- **Description of the task**
Reproduce the whole listing that follows, character for character, and drop the images.

- **Given records**
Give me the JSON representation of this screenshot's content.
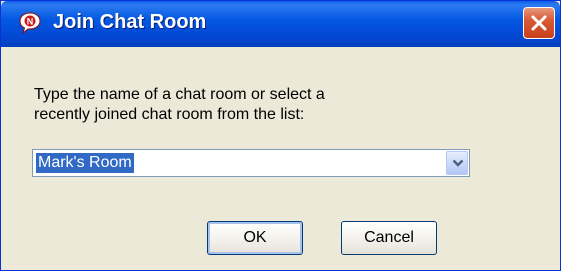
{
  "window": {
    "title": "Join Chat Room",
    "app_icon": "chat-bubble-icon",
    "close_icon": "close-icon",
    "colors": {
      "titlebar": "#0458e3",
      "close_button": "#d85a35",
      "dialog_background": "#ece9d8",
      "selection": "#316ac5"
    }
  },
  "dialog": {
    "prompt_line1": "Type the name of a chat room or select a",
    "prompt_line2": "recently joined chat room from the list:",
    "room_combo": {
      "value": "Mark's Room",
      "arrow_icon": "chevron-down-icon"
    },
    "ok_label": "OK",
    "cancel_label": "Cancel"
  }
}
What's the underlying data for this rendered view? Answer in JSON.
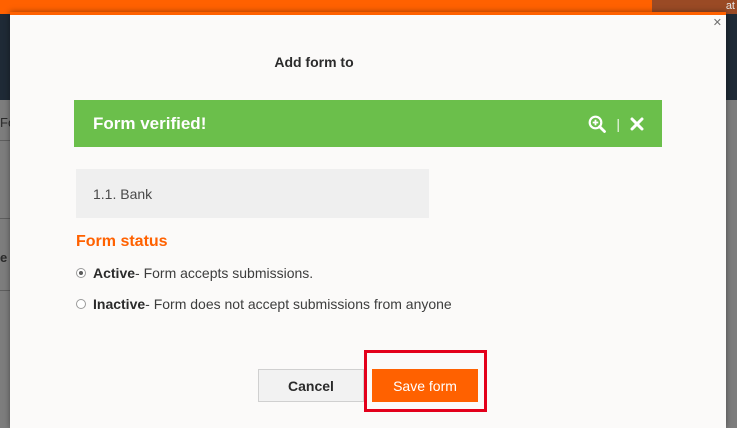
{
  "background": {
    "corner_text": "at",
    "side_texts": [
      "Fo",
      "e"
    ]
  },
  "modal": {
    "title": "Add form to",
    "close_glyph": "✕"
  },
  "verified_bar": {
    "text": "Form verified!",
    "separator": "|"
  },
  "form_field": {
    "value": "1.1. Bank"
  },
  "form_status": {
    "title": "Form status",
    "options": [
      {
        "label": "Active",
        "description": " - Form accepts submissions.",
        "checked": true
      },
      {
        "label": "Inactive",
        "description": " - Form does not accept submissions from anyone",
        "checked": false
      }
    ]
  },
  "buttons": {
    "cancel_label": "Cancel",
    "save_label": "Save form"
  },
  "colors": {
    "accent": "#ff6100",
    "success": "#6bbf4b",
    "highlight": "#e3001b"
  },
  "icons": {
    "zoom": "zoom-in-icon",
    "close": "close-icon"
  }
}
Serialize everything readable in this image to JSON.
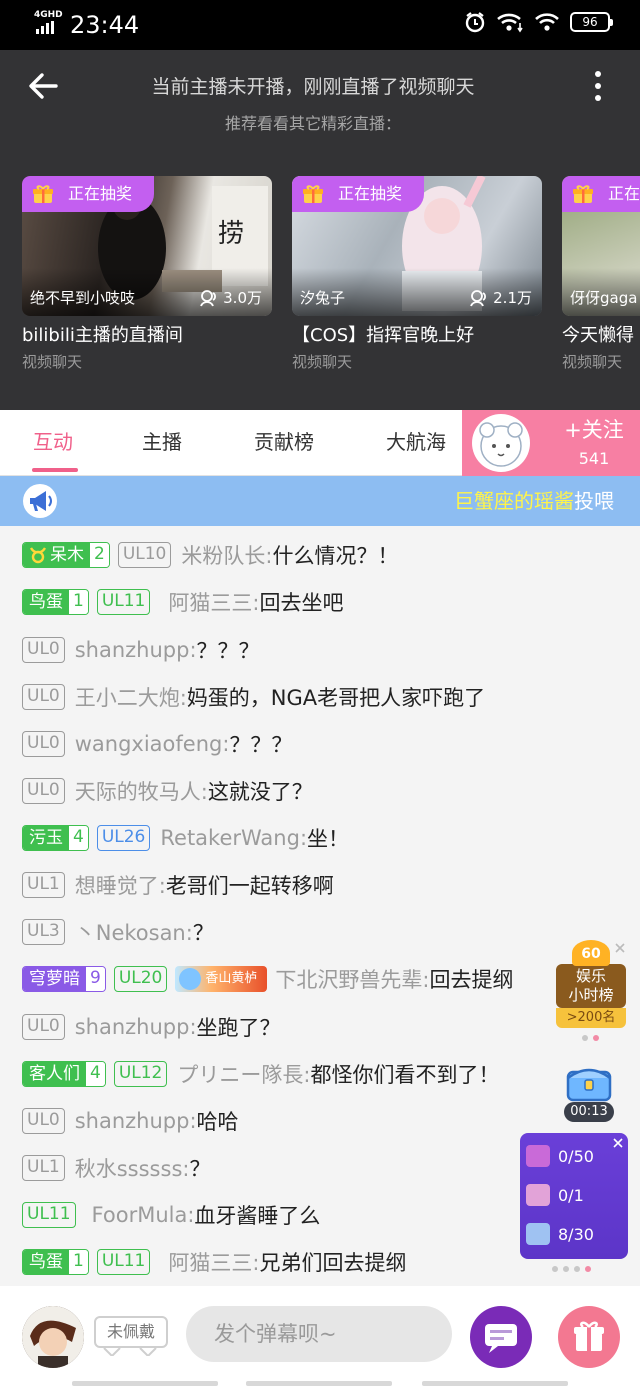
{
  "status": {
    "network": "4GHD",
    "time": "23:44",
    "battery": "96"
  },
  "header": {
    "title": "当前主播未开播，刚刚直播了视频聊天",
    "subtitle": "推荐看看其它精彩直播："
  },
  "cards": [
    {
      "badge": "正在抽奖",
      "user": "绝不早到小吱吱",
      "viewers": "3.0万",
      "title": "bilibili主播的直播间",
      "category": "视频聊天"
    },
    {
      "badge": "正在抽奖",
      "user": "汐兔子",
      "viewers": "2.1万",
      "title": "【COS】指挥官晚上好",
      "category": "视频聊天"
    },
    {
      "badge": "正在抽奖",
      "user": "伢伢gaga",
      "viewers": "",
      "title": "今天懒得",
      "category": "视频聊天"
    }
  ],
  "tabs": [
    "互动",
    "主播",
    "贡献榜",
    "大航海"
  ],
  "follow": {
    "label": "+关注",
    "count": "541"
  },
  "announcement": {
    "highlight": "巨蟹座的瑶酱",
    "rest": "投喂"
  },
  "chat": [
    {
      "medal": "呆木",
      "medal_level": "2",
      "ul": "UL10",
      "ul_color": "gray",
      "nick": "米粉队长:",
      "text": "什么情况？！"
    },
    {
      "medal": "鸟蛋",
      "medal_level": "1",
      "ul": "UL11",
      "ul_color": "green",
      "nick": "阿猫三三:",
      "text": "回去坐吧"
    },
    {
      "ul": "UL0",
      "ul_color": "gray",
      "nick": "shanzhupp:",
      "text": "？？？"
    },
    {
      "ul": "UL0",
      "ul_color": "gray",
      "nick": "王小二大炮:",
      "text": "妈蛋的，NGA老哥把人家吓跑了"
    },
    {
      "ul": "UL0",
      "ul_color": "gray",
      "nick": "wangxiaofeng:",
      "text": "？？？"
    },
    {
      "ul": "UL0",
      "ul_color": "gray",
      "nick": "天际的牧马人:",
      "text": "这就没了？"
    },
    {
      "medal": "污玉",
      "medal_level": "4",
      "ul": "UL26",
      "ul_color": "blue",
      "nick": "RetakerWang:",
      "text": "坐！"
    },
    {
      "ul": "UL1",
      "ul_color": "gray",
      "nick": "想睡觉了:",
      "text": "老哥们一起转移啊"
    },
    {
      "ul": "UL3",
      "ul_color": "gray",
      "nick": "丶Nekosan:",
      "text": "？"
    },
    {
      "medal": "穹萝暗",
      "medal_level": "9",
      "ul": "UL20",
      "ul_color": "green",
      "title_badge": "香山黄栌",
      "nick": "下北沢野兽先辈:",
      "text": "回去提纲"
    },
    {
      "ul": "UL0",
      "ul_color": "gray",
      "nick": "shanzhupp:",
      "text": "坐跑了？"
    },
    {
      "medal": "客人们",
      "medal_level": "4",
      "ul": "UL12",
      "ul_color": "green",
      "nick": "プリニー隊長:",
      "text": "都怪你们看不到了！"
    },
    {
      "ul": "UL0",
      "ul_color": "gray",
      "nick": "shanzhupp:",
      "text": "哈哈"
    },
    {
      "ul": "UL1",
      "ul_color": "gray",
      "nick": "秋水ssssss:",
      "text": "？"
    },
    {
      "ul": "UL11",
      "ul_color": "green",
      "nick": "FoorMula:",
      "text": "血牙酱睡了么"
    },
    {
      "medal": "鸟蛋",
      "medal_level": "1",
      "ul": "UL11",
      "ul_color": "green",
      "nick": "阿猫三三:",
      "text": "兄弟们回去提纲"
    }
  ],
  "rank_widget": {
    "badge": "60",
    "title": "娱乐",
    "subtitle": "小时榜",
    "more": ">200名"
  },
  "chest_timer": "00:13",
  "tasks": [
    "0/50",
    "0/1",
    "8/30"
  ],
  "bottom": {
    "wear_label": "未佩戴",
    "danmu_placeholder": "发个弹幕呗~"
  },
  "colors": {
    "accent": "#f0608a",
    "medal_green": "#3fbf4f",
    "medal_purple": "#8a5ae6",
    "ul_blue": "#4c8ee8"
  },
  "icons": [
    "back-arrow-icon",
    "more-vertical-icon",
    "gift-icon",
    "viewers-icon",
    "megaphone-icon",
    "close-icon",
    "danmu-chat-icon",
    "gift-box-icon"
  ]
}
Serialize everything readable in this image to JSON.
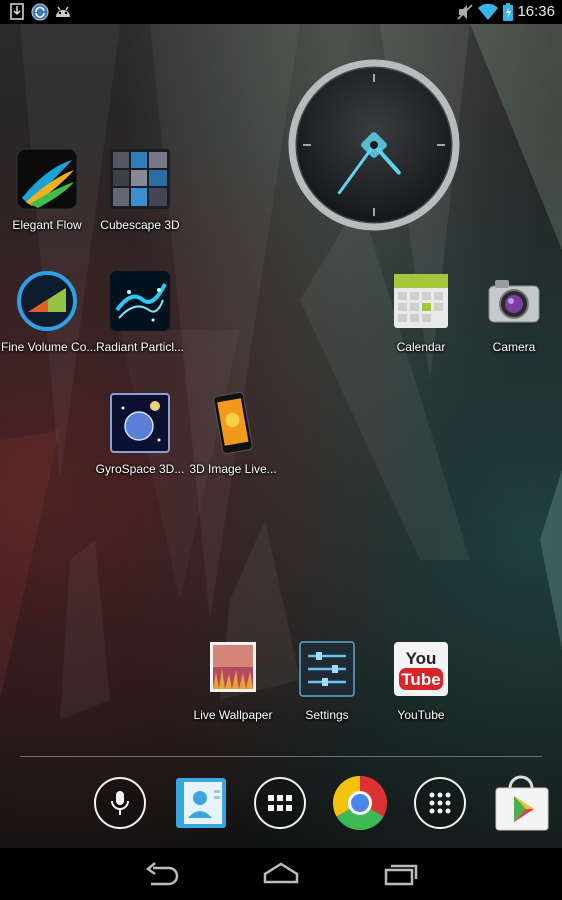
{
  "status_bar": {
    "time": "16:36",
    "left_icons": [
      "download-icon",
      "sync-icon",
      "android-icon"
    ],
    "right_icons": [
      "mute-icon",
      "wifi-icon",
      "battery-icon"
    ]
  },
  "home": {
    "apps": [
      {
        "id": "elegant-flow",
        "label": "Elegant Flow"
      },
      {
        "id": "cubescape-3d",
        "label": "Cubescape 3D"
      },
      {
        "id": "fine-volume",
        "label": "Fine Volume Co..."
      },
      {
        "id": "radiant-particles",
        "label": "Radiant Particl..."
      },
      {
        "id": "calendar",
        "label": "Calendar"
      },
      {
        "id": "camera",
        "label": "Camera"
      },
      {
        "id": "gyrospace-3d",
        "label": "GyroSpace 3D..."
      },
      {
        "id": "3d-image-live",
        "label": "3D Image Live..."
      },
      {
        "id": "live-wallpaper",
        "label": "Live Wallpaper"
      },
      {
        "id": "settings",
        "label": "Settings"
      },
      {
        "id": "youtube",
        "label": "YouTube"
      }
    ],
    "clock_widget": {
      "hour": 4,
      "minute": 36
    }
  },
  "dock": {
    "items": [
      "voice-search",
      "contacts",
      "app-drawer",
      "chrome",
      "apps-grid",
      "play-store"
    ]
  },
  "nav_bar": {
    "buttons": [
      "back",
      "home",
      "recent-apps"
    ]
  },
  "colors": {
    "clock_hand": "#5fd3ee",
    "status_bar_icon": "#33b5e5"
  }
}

- **Solution to this task**
Give me the JSON representation of this screenshot's content.
{
  "window": {
    "title": "Join Chat Room",
    "app_icon": "chat-bubble-icon",
    "close_icon": "close-icon",
    "colors": {
      "titlebar": "#0458e3",
      "close_button": "#d85a35",
      "dialog_background": "#ece9d8",
      "selection": "#316ac5"
    }
  },
  "dialog": {
    "prompt_line1": "Type the name of a chat room or select a",
    "prompt_line2": "recently joined chat room from the list:",
    "room_combo": {
      "value": "Mark's Room",
      "arrow_icon": "chevron-down-icon"
    },
    "ok_label": "OK",
    "cancel_label": "Cancel"
  }
}
What's the underlying data for this rendered view? Answer in JSON.
{
  "background": {
    "corner_text": "at",
    "side_texts": [
      "Fo",
      "e"
    ]
  },
  "modal": {
    "title": "Add form to",
    "close_glyph": "✕"
  },
  "verified_bar": {
    "text": "Form verified!",
    "separator": "|"
  },
  "form_field": {
    "value": "1.1. Bank"
  },
  "form_status": {
    "title": "Form status",
    "options": [
      {
        "label": "Active",
        "description": " - Form accepts submissions.",
        "checked": true
      },
      {
        "label": "Inactive",
        "description": " - Form does not accept submissions from anyone",
        "checked": false
      }
    ]
  },
  "buttons": {
    "cancel_label": "Cancel",
    "save_label": "Save form"
  },
  "colors": {
    "accent": "#ff6100",
    "success": "#6bbf4b",
    "highlight": "#e3001b"
  },
  "icons": {
    "zoom": "zoom-in-icon",
    "close": "close-icon"
  }
}
Serialize everything readable in this image to JSON.
{
  "status": {
    "network": "4GHD",
    "time": "23:44",
    "battery": "96"
  },
  "header": {
    "title": "当前主播未开播，刚刚直播了视频聊天",
    "subtitle": "推荐看看其它精彩直播："
  },
  "cards": [
    {
      "badge": "正在抽奖",
      "user": "绝不早到小吱吱",
      "viewers": "3.0万",
      "title": "bilibili主播的直播间",
      "category": "视频聊天"
    },
    {
      "badge": "正在抽奖",
      "user": "汐兔子",
      "viewers": "2.1万",
      "title": "【COS】指挥官晚上好",
      "category": "视频聊天"
    },
    {
      "badge": "正在抽奖",
      "user": "伢伢gaga",
      "viewers": "",
      "title": "今天懒得",
      "category": "视频聊天"
    }
  ],
  "tabs": [
    "互动",
    "主播",
    "贡献榜",
    "大航海"
  ],
  "follow": {
    "label": "+关注",
    "count": "541"
  },
  "announcement": {
    "highlight": "巨蟹座的瑶酱",
    "rest": "投喂"
  },
  "chat": [
    {
      "medal": "呆木",
      "medal_level": "2",
      "ul": "UL10",
      "ul_color": "gray",
      "nick": "米粉队长:",
      "text": "什么情况？！"
    },
    {
      "medal": "鸟蛋",
      "medal_level": "1",
      "ul": "UL11",
      "ul_color": "green",
      "nick": "阿猫三三:",
      "text": "回去坐吧"
    },
    {
      "ul": "UL0",
      "ul_color": "gray",
      "nick": "shanzhupp:",
      "text": "？？？"
    },
    {
      "ul": "UL0",
      "ul_color": "gray",
      "nick": "王小二大炮:",
      "text": "妈蛋的，NGA老哥把人家吓跑了"
    },
    {
      "ul": "UL0",
      "ul_color": "gray",
      "nick": "wangxiaofeng:",
      "text": "？？？"
    },
    {
      "ul": "UL0",
      "ul_color": "gray",
      "nick": "天际的牧马人:",
      "text": "这就没了？"
    },
    {
      "medal": "污玉",
      "medal_level": "4",
      "ul": "UL26",
      "ul_color": "blue",
      "nick": "RetakerWang:",
      "text": "坐！"
    },
    {
      "ul": "UL1",
      "ul_color": "gray",
      "nick": "想睡觉了:",
      "text": "老哥们一起转移啊"
    },
    {
      "ul": "UL3",
      "ul_color": "gray",
      "nick": "丶Nekosan:",
      "text": "？"
    },
    {
      "medal": "穹萝暗",
      "medal_level": "9",
      "ul": "UL20",
      "ul_color": "green",
      "title_badge": "香山黄栌",
      "nick": "下北沢野兽先辈:",
      "text": "回去提纲"
    },
    {
      "ul": "UL0",
      "ul_color": "gray",
      "nick": "shanzhupp:",
      "text": "坐跑了？"
    },
    {
      "medal": "客人们",
      "medal_level": "4",
      "ul": "UL12",
      "ul_color": "green",
      "nick": "プリニー隊長:",
      "text": "都怪你们看不到了！"
    },
    {
      "ul": "UL0",
      "ul_color": "gray",
      "nick": "shanzhupp:",
      "text": "哈哈"
    },
    {
      "ul": "UL1",
      "ul_color": "gray",
      "nick": "秋水ssssss:",
      "text": "？"
    },
    {
      "ul": "UL11",
      "ul_color": "green",
      "nick": "FoorMula:",
      "text": "血牙酱睡了么"
    },
    {
      "medal": "鸟蛋",
      "medal_level": "1",
      "ul": "UL11",
      "ul_color": "green",
      "nick": "阿猫三三:",
      "text": "兄弟们回去提纲"
    }
  ],
  "rank_widget": {
    "badge": "60",
    "title": "娱乐",
    "subtitle": "小时榜",
    "more": ">200名"
  },
  "chest_timer": "00:13",
  "tasks": [
    "0/50",
    "0/1",
    "8/30"
  ],
  "bottom": {
    "wear_label": "未佩戴",
    "danmu_placeholder": "发个弹幕呗~"
  },
  "colors": {
    "accent": "#f0608a",
    "medal_green": "#3fbf4f",
    "medal_purple": "#8a5ae6",
    "ul_blue": "#4c8ee8"
  },
  "icons": [
    "back-arrow-icon",
    "more-vertical-icon",
    "gift-icon",
    "viewers-icon",
    "megaphone-icon",
    "close-icon",
    "danmu-chat-icon",
    "gift-box-icon"
  ]
}
Serialize everything readable in this image to JSON.
{
  "status_bar": {
    "time": "16:36",
    "left_icons": [
      "download-icon",
      "sync-icon",
      "android-icon"
    ],
    "right_icons": [
      "mute-icon",
      "wifi-icon",
      "battery-icon"
    ]
  },
  "home": {
    "apps": [
      {
        "id": "elegant-flow",
        "label": "Elegant Flow"
      },
      {
        "id": "cubescape-3d",
        "label": "Cubescape 3D"
      },
      {
        "id": "fine-volume",
        "label": "Fine Volume Co..."
      },
      {
        "id": "radiant-particles",
        "label": "Radiant Particl..."
      },
      {
        "id": "calendar",
        "label": "Calendar"
      },
      {
        "id": "camera",
        "label": "Camera"
      },
      {
        "id": "gyrospace-3d",
        "label": "GyroSpace 3D..."
      },
      {
        "id": "3d-image-live",
        "label": "3D Image Live..."
      },
      {
        "id": "live-wallpaper",
        "label": "Live Wallpaper"
      },
      {
        "id": "settings",
        "label": "Settings"
      },
      {
        "id": "youtube",
        "label": "YouTube"
      }
    ],
    "clock_widget": {
      "hour": 4,
      "minute": 36
    }
  },
  "dock": {
    "items": [
      "voice-search",
      "contacts",
      "app-drawer",
      "chrome",
      "apps-grid",
      "play-store"
    ]
  },
  "nav_bar": {
    "buttons": [
      "back",
      "home",
      "recent-apps"
    ]
  },
  "colors": {
    "clock_hand": "#5fd3ee",
    "status_bar_icon": "#33b5e5"
  }
}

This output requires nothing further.